Rice is one of the main staple foods in the world and has also become the second most important staple food in Ghana. Policy strategies over the years as captured in the Food and Agriculture Sector Development policy (FASDEP 1), Ghana Poverty Reduction Strategy (GPRS) I and II, Medium Term Agriculture Development Policy (MTADP) and Ministry of Food and Agriculture policy documents have sought to promote rice production to address food security and poverty reduction issues. But rice production is threatened by the effects of climate changes which cannot be overlooked in finding measures to increase production and yield. The CERES-Rice (Ver. 4. 0) model was validated for use in simulating rice yields under different climate change scenarios for Ghana using data from the Anum Valley Irrigation Project. 18 years of weather data (1989-2006) was used to run the model. The effects of climate change on the yield of rice will depend on the actual patterns of change in rice growing areas. However, the negative impacts can be averted through appropriate measures such as changes in agronomic practices, development of more temperature tolerant rice varieties and appropriate training of farmers.
This study examines the likely impact of government expenditure policy on long run growth and poverty, in both rural and urban Nigeria, drawing on insights from research on some sectors in the Nigerian economy on the direct and indirect links between government spending, growth and poverty reduction. The main objective is to simulate if government expenditure in priority areas would help to meet the Millennium Development Goals (MDG) of the United Nations.
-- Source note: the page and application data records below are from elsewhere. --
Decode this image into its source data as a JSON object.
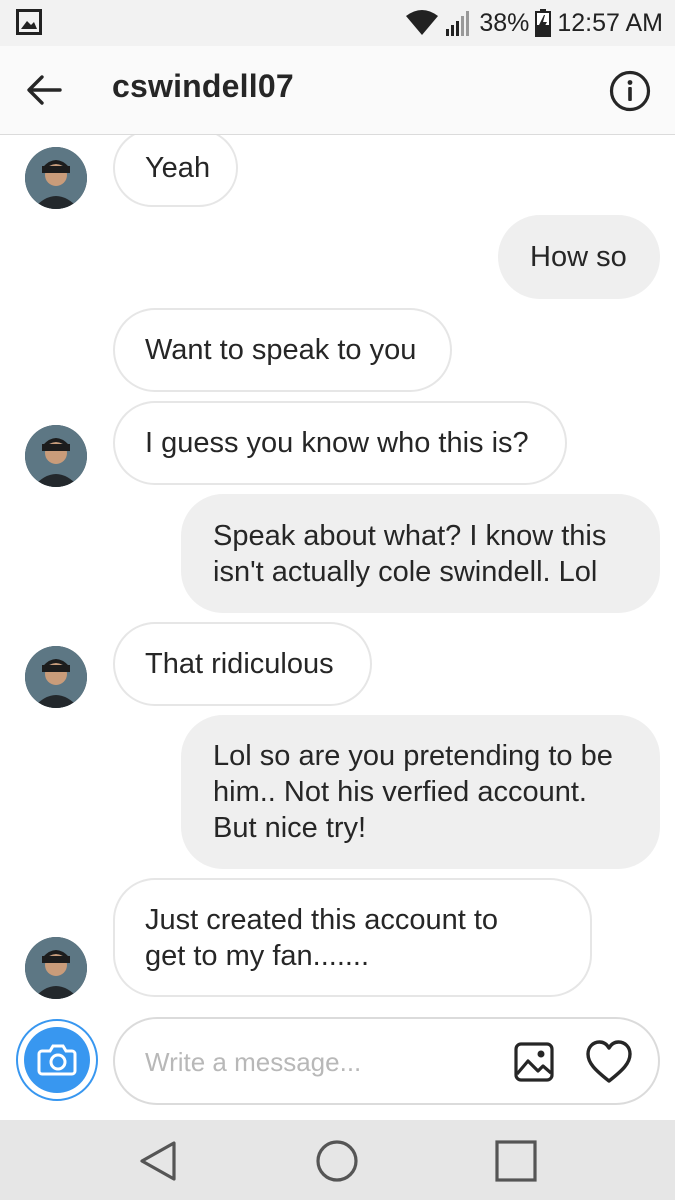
{
  "status_bar": {
    "battery": "38%",
    "time": "12:57 AM",
    "icons": [
      "image-notification-icon",
      "wifi-icon",
      "signal-icon",
      "battery-charging-icon"
    ]
  },
  "header": {
    "username": "cswindell07",
    "back_icon": "arrow-left-icon",
    "info_icon": "info-circle-icon"
  },
  "messages": [
    {
      "side": "in",
      "text": "Yeah",
      "avatar": true
    },
    {
      "side": "out",
      "text": "How so",
      "avatar": false
    },
    {
      "side": "in",
      "text": "Want to speak to you",
      "avatar": false
    },
    {
      "side": "in",
      "text": "I guess you know who this is?",
      "avatar": true
    },
    {
      "side": "out",
      "text": "Speak about what? I know this\nisn't actually cole swindell. Lol",
      "avatar": false
    },
    {
      "side": "in",
      "text": "That ridiculous",
      "avatar": true
    },
    {
      "side": "out",
      "text": "Lol so are you pretending to be\nhim.. Not his verfied account.\nBut nice try!",
      "avatar": false
    },
    {
      "side": "in",
      "text": "Just created this account to\nget to my fan.......",
      "avatar": true
    }
  ],
  "composer": {
    "placeholder": "Write a message...",
    "camera_icon": "camera-icon",
    "gallery_icon": "gallery-icon",
    "heart_icon": "heart-icon"
  },
  "colors": {
    "accent": "#3897f0",
    "outgoing_bubble": "#efefef",
    "incoming_border": "#e6e6e6"
  },
  "nav": {
    "icons": [
      "nav-back-icon",
      "nav-home-icon",
      "nav-recents-icon"
    ]
  }
}
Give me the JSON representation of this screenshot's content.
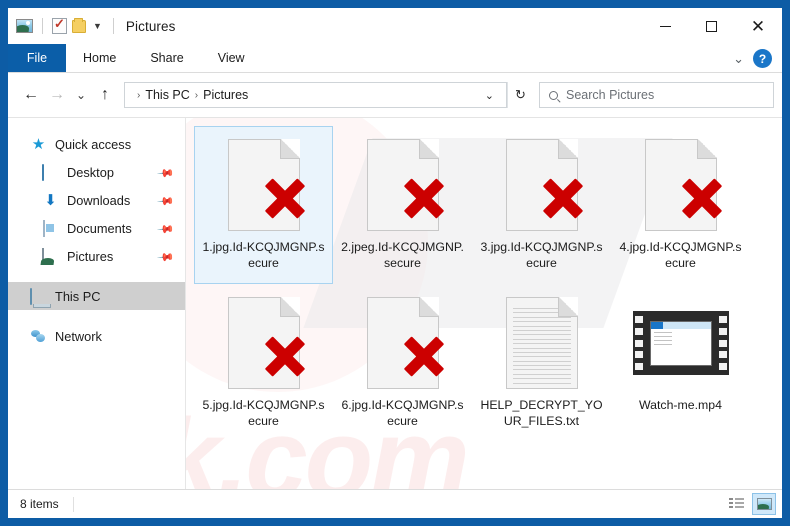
{
  "window": {
    "title": "Pictures",
    "quick_access_icons": [
      "picture-icon",
      "properties-icon",
      "folder-icon",
      "customize-caret-icon"
    ],
    "controls": {
      "minimize": "–",
      "maximize": "□",
      "close": "✕"
    }
  },
  "ribbon": {
    "file_tab": "File",
    "tabs": [
      "Home",
      "Share",
      "View"
    ],
    "expand_caret": "⌄",
    "help": "?"
  },
  "address": {
    "back": "←",
    "forward": "→",
    "recent_caret": "⌄",
    "up": "↑",
    "crumbs": [
      "This PC",
      "Pictures"
    ],
    "separator": "›",
    "dropdown_caret": "⌄",
    "refresh": "↻"
  },
  "search": {
    "placeholder": "Search Pictures"
  },
  "sidebar": {
    "items": [
      {
        "label": "Quick access",
        "icon": "star-icon",
        "pinned": false,
        "selected": false,
        "child": false
      },
      {
        "label": "Desktop",
        "icon": "desktop-icon",
        "pinned": true,
        "selected": false,
        "child": true
      },
      {
        "label": "Downloads",
        "icon": "downloads-icon",
        "pinned": true,
        "selected": false,
        "child": true
      },
      {
        "label": "Documents",
        "icon": "documents-icon",
        "pinned": true,
        "selected": false,
        "child": true
      },
      {
        "label": "Pictures",
        "icon": "pictures-icon",
        "pinned": true,
        "selected": false,
        "child": true
      },
      {
        "label": "This PC",
        "icon": "this-pc-icon",
        "pinned": false,
        "selected": true,
        "child": false
      },
      {
        "label": "Network",
        "icon": "network-icon",
        "pinned": false,
        "selected": false,
        "child": false
      }
    ],
    "pin_glyph": "📌"
  },
  "files": [
    {
      "name": "1.jpg.Id-KCQJMGNP.secure",
      "type": "encrypted",
      "selected": true
    },
    {
      "name": "2.jpeg.Id-KCQJMGNP.secure",
      "type": "encrypted",
      "selected": false
    },
    {
      "name": "3.jpg.Id-KCQJMGNP.secure",
      "type": "encrypted",
      "selected": false
    },
    {
      "name": "4.jpg.Id-KCQJMGNP.secure",
      "type": "encrypted",
      "selected": false
    },
    {
      "name": "5.jpg.Id-KCQJMGNP.secure",
      "type": "encrypted",
      "selected": false
    },
    {
      "name": "6.jpg.Id-KCQJMGNP.secure",
      "type": "encrypted",
      "selected": false
    },
    {
      "name": "HELP_DECRYPT_YOUR_FILES.txt",
      "type": "text",
      "selected": false
    },
    {
      "name": "Watch-me.mp4",
      "type": "video",
      "selected": false
    }
  ],
  "status": {
    "item_count": "8 items",
    "views": [
      {
        "name": "details-view",
        "active": false
      },
      {
        "name": "large-icons-view",
        "active": true
      }
    ]
  },
  "watermark": {
    "text": "risk.com"
  },
  "colors": {
    "frame_blue": "#0d5ca5",
    "file_tab_blue": "#0b5ea8",
    "selection_blue": "#eaf4fc",
    "red_x": "#cc0000"
  }
}
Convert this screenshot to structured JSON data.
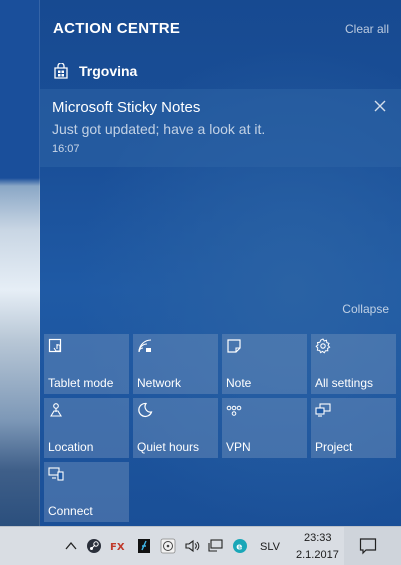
{
  "panel": {
    "title": "ACTION CENTRE",
    "clear_all": "Clear all",
    "collapse": "Collapse"
  },
  "notification_group": {
    "app_name": "Trgovina",
    "app_icon": "store-icon"
  },
  "notification": {
    "title": "Microsoft Sticky Notes",
    "body": "Just got updated; have a look at it.",
    "time": "16:07"
  },
  "quick_actions": [
    {
      "label": "Tablet mode",
      "icon": "tablet-mode-icon"
    },
    {
      "label": "Network",
      "icon": "network-icon"
    },
    {
      "label": "Note",
      "icon": "note-icon"
    },
    {
      "label": "All settings",
      "icon": "settings-gear-icon"
    },
    {
      "label": "Location",
      "icon": "location-icon"
    },
    {
      "label": "Quiet hours",
      "icon": "moon-icon"
    },
    {
      "label": "VPN",
      "icon": "vpn-icon"
    },
    {
      "label": "Project",
      "icon": "project-icon"
    },
    {
      "label": "Connect",
      "icon": "connect-icon"
    }
  ],
  "taskbar": {
    "language": "SLV",
    "time": "23:33",
    "date": "2.1.2017",
    "tray_icons": [
      "chevron-up-icon",
      "steam-icon",
      "fx-icon",
      "app-icon",
      "cd-icon",
      "volume-icon",
      "network-wired-icon",
      "eset-icon"
    ]
  },
  "colors": {
    "panel_bg": "#1a4f98",
    "tile_bg": "#6f92c0",
    "taskbar_bg": "#d9dde3"
  }
}
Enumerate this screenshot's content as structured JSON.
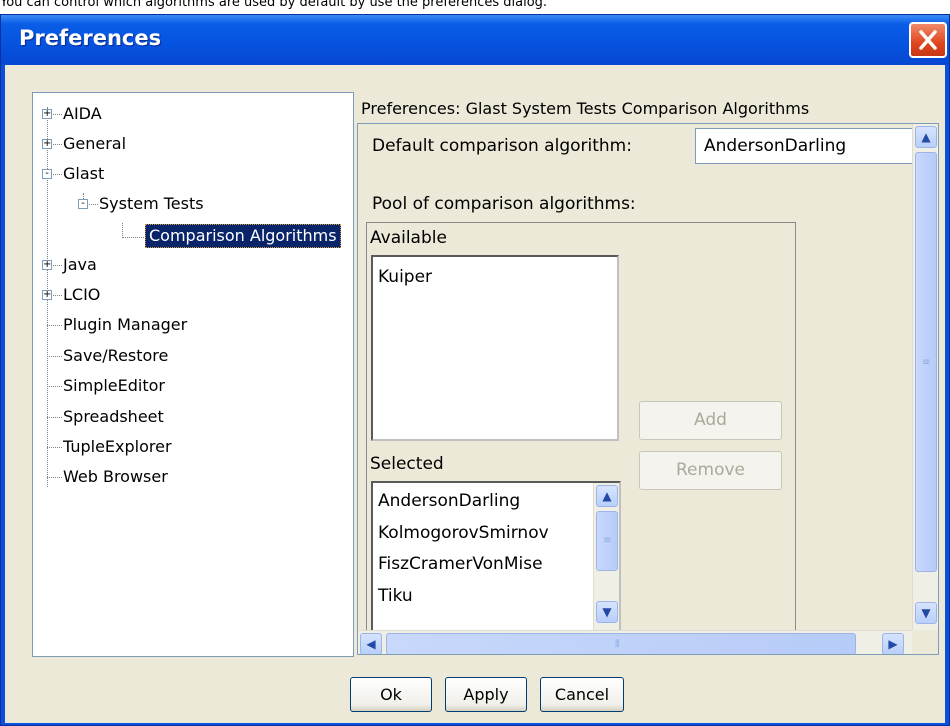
{
  "caption": "You can control which algorithms are used by default by use the preferences dialog.",
  "window": {
    "title": "Preferences"
  },
  "tree": {
    "items": [
      {
        "label": "AIDA",
        "toggle": "+"
      },
      {
        "label": "General",
        "toggle": "+"
      },
      {
        "label": "Glast",
        "toggle": "-"
      },
      {
        "label": "System Tests",
        "toggle": "-"
      },
      {
        "label": "Comparison Algorithms",
        "toggle": ""
      },
      {
        "label": "Java",
        "toggle": "+"
      },
      {
        "label": "LCIO",
        "toggle": "+"
      },
      {
        "label": "Plugin Manager",
        "toggle": ""
      },
      {
        "label": "Save/Restore",
        "toggle": ""
      },
      {
        "label": "SimpleEditor",
        "toggle": ""
      },
      {
        "label": "Spreadsheet",
        "toggle": ""
      },
      {
        "label": "TupleExplorer",
        "toggle": ""
      },
      {
        "label": "Web Browser",
        "toggle": ""
      }
    ]
  },
  "panel": {
    "heading": "Preferences: Glast System Tests Comparison Algorithms",
    "default_label": "Default comparison algorithm:",
    "default_value": "AndersonDarling",
    "pool_label": "Pool of comparison algorithms:",
    "available_label": "Available",
    "available_items": [
      "Kuiper"
    ],
    "selected_label": "Selected",
    "selected_items": [
      "AndersonDarling",
      "KolmogorovSmirnov",
      "FiszCramerVonMise",
      "Tiku"
    ],
    "add_label": "Add",
    "remove_label": "Remove"
  },
  "buttons": {
    "ok": "Ok",
    "apply": "Apply",
    "cancel": "Cancel"
  },
  "colors": {
    "titlebar": "#0654e0",
    "selection": "#0a246a",
    "dialog_bg": "#ece9d8"
  }
}
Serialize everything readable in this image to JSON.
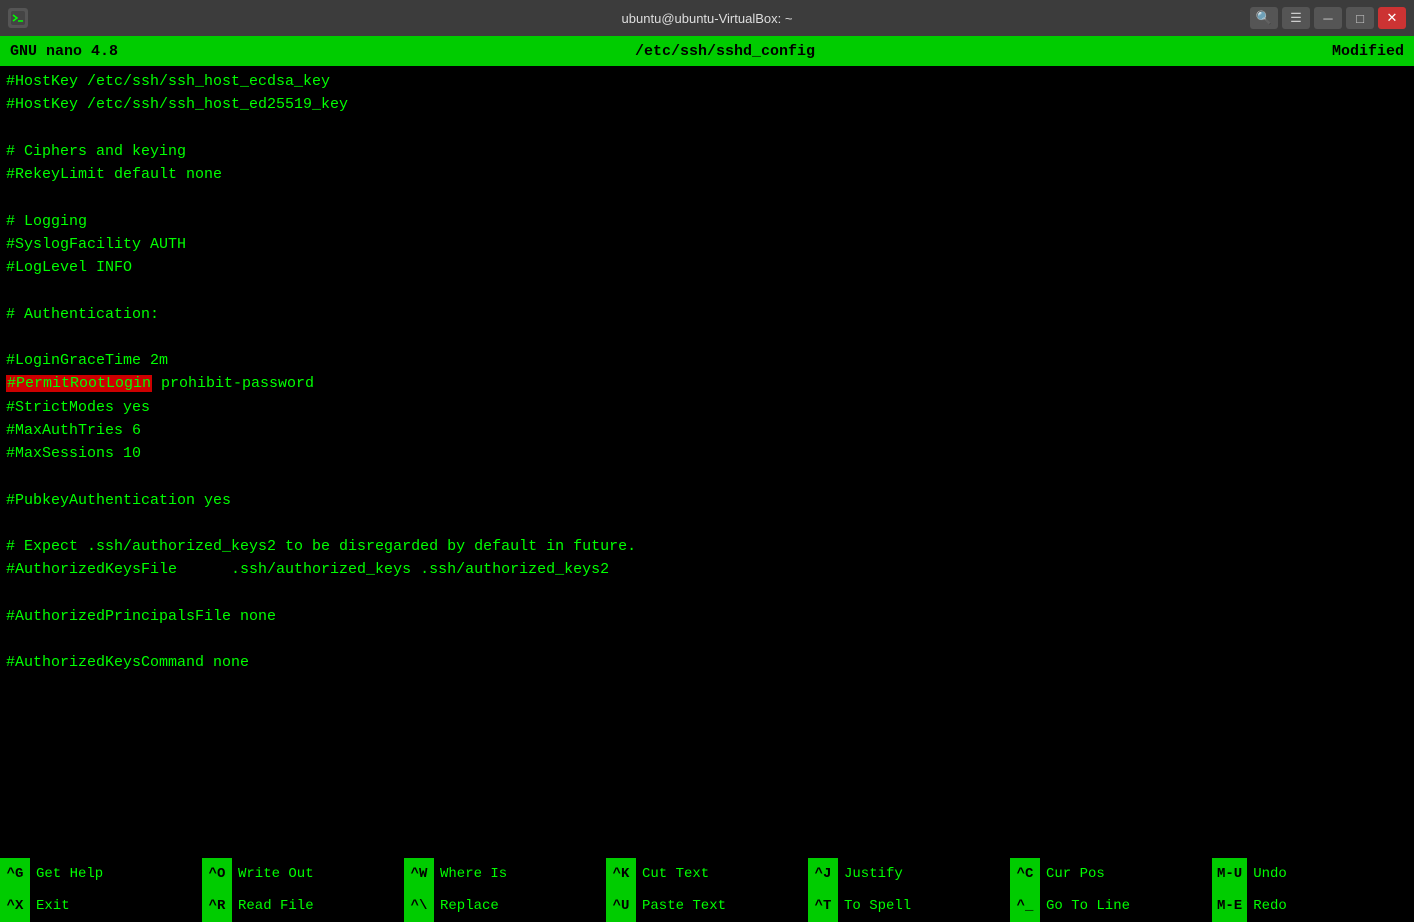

The study used an integrated sequential dynamic computable general equilibrium (CGE) micro-simulation model to study the potential impact of increasing government expenditure on growth and poverty reduction. The results of experiments indicate that it will be extremely difficult for Nigeria to achieve the Millennium Development Goals (MDG) target, in terms of poverty reduction by the year 2015, because no single policy measure in the analysis is able to meet this goal. This study therefore recommends that in order to promote economic growth and reduce poverty, investment in education and health services should receive the highest priority in the public investment portfolio.
Non-farm sector occupies a unique position in rural areas in the socio-economic context of Bangladesh. Developing the non-farm sector in rural areas may strengthen the economy, which is characterized by high rate of unemployment. The purpose of the research was increasing the obtainable growth of rural non-farm activities and find out the barriers what are responsible for horrible economy of RNA. To create employment opportunity according to the growthness. In such circumstances, this study has intended to unfold the development of non-farm sector in rural Bangladesh. For this purpose, the existing condition of non-farm sector, how far it would be possible to create employment opportunity in Baghutia Union under Avainogor Parishad, Jessore District as well as the problem of this sector has been investigated. For this study the qualitative and quantitative information has collected by PRA and structured questionnaire method. Here a model has discovered. This model shows the actual involvement of rural non-farm activities and the growth pattern in a particular area.